TASK BRIEF:
Each record must appear in the answer exactly as it does in the data.

Dataset excerpts:
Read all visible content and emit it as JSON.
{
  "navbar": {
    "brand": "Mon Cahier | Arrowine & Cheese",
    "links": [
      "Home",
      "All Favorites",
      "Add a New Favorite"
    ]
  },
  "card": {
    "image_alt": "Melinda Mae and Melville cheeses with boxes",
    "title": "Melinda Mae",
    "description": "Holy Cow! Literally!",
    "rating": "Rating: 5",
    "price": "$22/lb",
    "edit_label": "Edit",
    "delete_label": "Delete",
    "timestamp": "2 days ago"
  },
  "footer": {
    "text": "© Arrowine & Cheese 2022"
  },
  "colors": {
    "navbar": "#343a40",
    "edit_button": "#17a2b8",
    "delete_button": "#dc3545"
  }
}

OUTPUT:
Read all visible content and emit it as JSON.
{
  "navbar": {
    "brand": "Mon Cahier | Arrowine & Cheese",
    "links": [
      "Home",
      "All Favorites",
      "Add a New Favorite"
    ]
  },
  "card": {
    "image_alt": "Melinda Mae and Melville cheeses with boxes",
    "title": "Melinda Mae",
    "description": "Holy Cow! Literally!",
    "rating": "Rating: 5",
    "price": "$22/lb",
    "edit_label": "Edit",
    "delete_label": "Delete",
    "timestamp": "2 days ago"
  },
  "footer": {
    "text": "© Arrowine & Cheese 2022"
  },
  "colors": {
    "navbar": "#343a40",
    "edit_button": "#17a2b8",
    "delete_button": "#dc3545"
  }
}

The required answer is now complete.